Russia’s liberal, muckraking newspaper “Novaya gazeta” reported last week
that Lieutenant General Vladimir Shamanov, commander of the airborne forces, sent special-forces (spetsnaz) troops into Moscow to block a criminal investigation. The Investigative Committee of the Prosecutor-General’s Office (SKP) suspected Shamanov’s son-in-law, Aleksei Khramyshin, of trying to have a business rival murdered in 2006.
According to declassified audio intercepts published by “Novaya gazeta,” when Shamanov heard that a factory Khramyshin owned was to be searched, he ordered that commandoes from the 45th Separate Special Designation Regiment be sent to secure the building and detain the investigator. Tipped off, the SKP team hastily withdrew.
So far, so unexceptional.
For years senior commanders have used their political and military muscle to make money and defy the law. However, in the past the government has tended to play down or even suppress such stories. This time, the SKP was allowed to release the tapes, and Defense Minister Anatoly Serdyukov at once ordered an investigation.
Shamanov claims that his words were taken out of context – something hard to sustain on listening to the tapes – and that he is the victim of a smear campaign. Within the General Staff, though, former allies are now conspicuous in their desire to keep their distance from him. The consensus seems to be that he faces at best a quiet transfer to a less important position, at worst the ignominy of dismissal.
On the surface, then, this is encouraging news, suggesting that the government is at last beginning to crack down on the abuse of office within the high command. The reality is less optimistic, though.
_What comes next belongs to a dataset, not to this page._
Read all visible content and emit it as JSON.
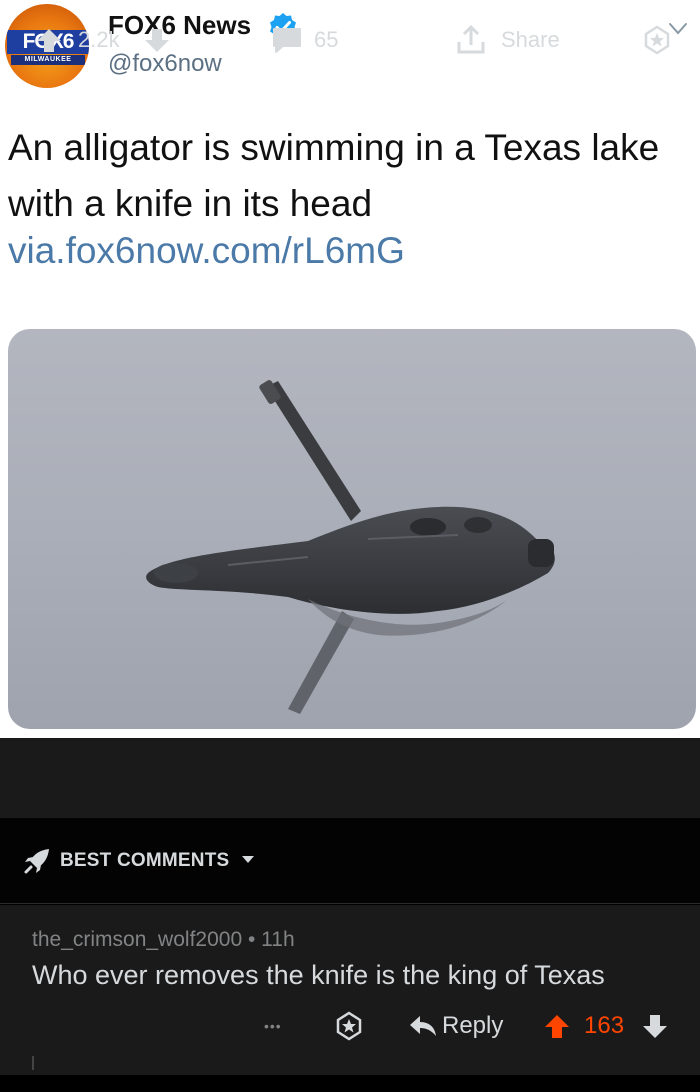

Broke Unwritten Rules
First of all, Shamanov’s case is unusual. A bluff, forceful man, he was an effective field commander (he commanded Russian forces in Chechnya and in the August 2008 war against Georgia; human rights activists have accused him of complicity in crimes against humanity during the North Caucasus campaigns) but out of place within the often-byzantine politics of the high command. He commands much respect, but little affection amongst his peers. More to the point, he does not have a wide network of clients and allies.
Perhaps most important, he broke the unwritten rules. Not only was he indiscreet enough to be recorded, he acted in a way to embarrass or alarm the Kremlin. A fear of Bonapartism, of political intervention by the military, is deeply embedded within Russian political culture. By deploying special forces into Moscow on his personal authority, Shamanov highlighted the Kremlin’s lack of effective control over the military and in the process touched a very raw nerve.
And he committed another cardinal sin: He drew attention to the misdeeds of the officer corps at the very time that they are looking forward to a boom time for corruption. For example, the Defense Ministry’s efforts to sell off unneeded land and facilities, while currently sluggish because of the economic slowdown, are a great source of potential ill-gotten gains. The Main Military Procuracy (GVP) has suggested that property might be sold to officers or their partners at unrealistically low prices.
Even more lucrative, though, are the opportunities provided by the current military reform plans. The defense budget has been regularly increased in recent years and is to rise by 8 percent in 2010. A growing proportion of this will go toward a program of professionalization, slimming down the bloated military establishment while offering better salaries, facilities, and conditions to those who remain. Already, some officers receive bonuses trebling or quadrupling their basic pay. The result has been a scramble to secure these bonuses as well as to avoid dismissal as part of the downsizing.
Severely And Quickly
This has created massive opportunities for corruption. Senior officers and those within the personnel directorate can demand and expect substantial bribes for their recommendations. According to some Defense Ministry sources, the going rate can be the equivalent of a full year’s salary in return for guaranteeing continued employment on the higher pay scale.
Furthermore, the Defense Ministry is gearing up for a massive campaign of refurbishing and replacing rundown barracks and other facilities. This opens up opportunities for a wide range of money-making ventures from selling off second-hand furniture and equipment (which is then logged as having been destroyed) to manipulating bidding by contractors to secure government contracts.
It is therefore no wonder that so many senior officers want Shamanov dealt with, severely and quickly. At present, many are doing very well out of their current opportunities for graft and embezzlement, with little risk of prosecution. They also see even greater prospects on the horizon.
However, President Dmitry Medvedev has identified himself with the fight against corruption and Serdyukov is concerned about the cost of embezzlement to the defense budget. In that context, this cohort of corrupt senior officers fears that Shamanov’s case could force the Kremlin, at last, to crack down on criminality within the high command. But there is little sign of any real appetite for a thorough cleaning of the high command.
Whatever happens to Shamanov, the likelihood is that Russia’s dirty generals will continue to enjoy business as usual – so long as they keep a low profile.
Mark Galeotti is the academic chair of the Center for Global Affairs at New York University and author of "In Moscow’s Shadows," a blog on crime and corruption in Russia. The views expressed in this commentary are the author's own and do not necessarily reflect those of RFE/RL.